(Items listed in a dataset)
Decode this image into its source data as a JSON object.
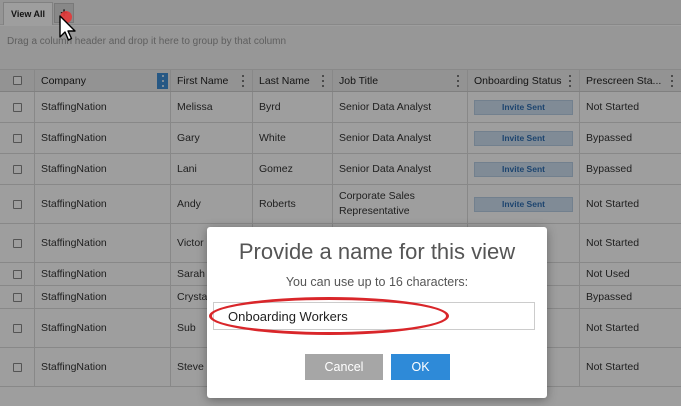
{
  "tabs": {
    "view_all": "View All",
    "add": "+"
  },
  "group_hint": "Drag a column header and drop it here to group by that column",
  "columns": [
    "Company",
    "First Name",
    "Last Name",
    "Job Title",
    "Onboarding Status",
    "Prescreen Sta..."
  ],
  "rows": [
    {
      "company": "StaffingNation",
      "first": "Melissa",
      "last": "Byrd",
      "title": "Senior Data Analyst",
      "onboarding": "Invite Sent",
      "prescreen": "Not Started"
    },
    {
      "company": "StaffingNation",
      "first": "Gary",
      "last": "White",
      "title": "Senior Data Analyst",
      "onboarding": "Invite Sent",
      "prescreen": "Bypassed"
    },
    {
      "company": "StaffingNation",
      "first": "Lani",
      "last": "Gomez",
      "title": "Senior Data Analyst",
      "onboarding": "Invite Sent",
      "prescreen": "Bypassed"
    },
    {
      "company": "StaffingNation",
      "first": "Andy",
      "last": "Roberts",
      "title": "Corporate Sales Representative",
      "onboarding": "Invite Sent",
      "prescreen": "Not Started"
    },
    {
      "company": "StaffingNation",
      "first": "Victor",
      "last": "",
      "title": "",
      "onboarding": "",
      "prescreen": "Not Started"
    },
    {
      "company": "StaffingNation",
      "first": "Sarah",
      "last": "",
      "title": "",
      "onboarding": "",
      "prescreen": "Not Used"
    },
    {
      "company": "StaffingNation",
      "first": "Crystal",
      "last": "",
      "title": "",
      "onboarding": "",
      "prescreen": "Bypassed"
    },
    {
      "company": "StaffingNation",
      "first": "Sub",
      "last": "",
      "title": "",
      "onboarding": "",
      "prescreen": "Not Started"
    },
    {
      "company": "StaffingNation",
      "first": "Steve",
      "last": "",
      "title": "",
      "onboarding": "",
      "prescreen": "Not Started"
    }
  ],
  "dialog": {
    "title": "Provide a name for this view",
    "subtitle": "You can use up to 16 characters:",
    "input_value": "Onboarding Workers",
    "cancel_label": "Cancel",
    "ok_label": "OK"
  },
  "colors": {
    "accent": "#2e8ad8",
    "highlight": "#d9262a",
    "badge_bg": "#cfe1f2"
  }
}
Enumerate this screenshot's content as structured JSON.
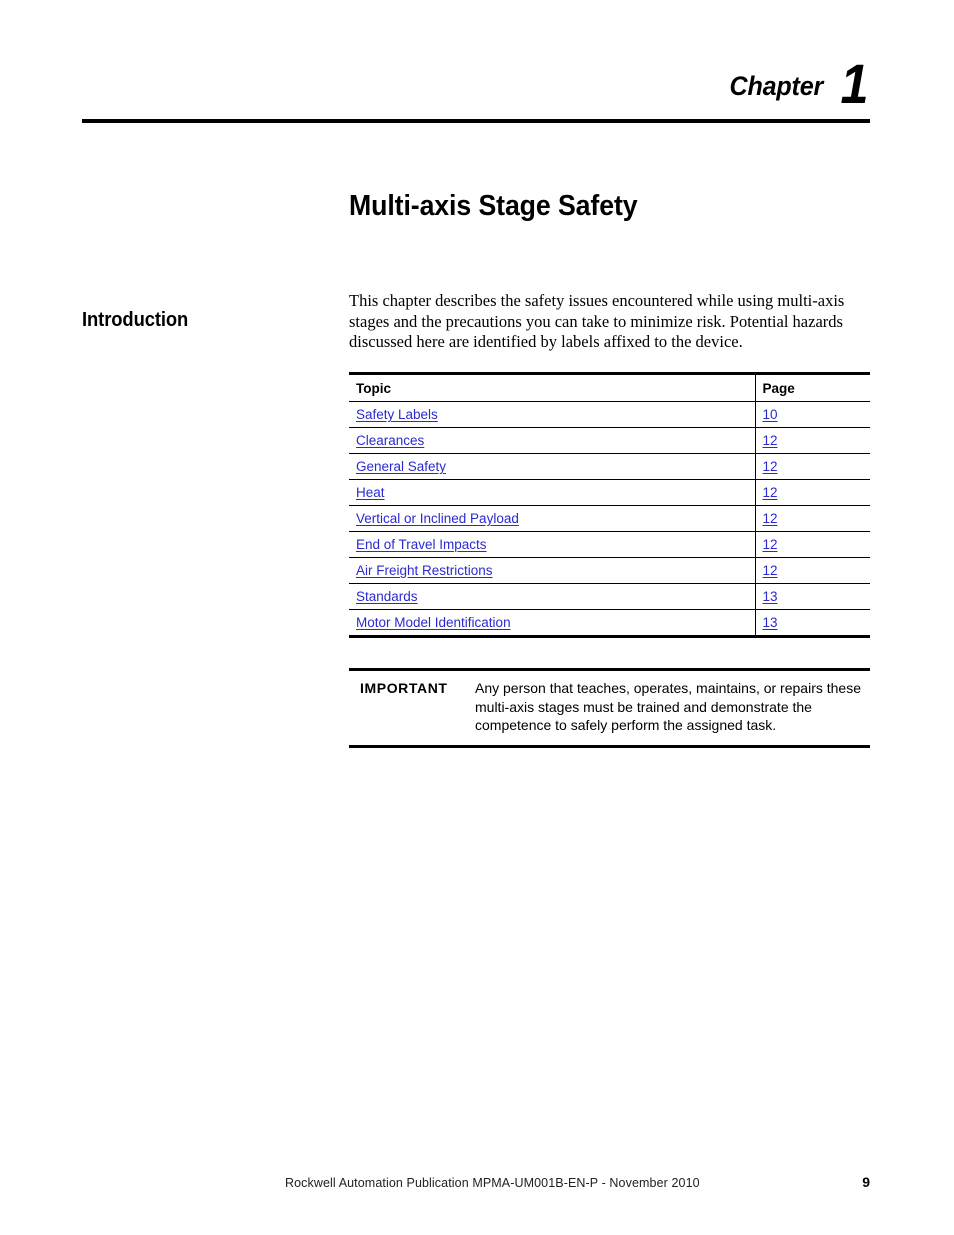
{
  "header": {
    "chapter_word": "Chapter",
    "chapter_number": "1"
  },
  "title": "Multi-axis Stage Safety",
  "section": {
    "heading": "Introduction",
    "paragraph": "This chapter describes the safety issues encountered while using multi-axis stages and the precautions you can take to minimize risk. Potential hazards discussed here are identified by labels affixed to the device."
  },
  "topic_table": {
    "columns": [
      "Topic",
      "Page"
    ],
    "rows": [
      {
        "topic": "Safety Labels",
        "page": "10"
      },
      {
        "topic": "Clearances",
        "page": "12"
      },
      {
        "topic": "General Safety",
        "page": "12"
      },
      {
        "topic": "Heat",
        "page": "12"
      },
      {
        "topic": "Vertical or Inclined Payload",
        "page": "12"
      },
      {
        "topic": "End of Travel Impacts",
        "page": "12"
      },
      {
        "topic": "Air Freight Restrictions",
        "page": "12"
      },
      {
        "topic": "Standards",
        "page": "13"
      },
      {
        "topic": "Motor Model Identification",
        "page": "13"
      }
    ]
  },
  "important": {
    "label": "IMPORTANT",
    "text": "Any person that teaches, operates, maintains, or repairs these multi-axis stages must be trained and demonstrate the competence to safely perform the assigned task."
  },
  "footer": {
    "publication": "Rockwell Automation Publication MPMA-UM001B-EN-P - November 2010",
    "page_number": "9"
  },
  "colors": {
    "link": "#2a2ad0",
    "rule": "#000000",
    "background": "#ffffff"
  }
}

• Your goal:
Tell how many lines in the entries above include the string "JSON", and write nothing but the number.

• Task output:
2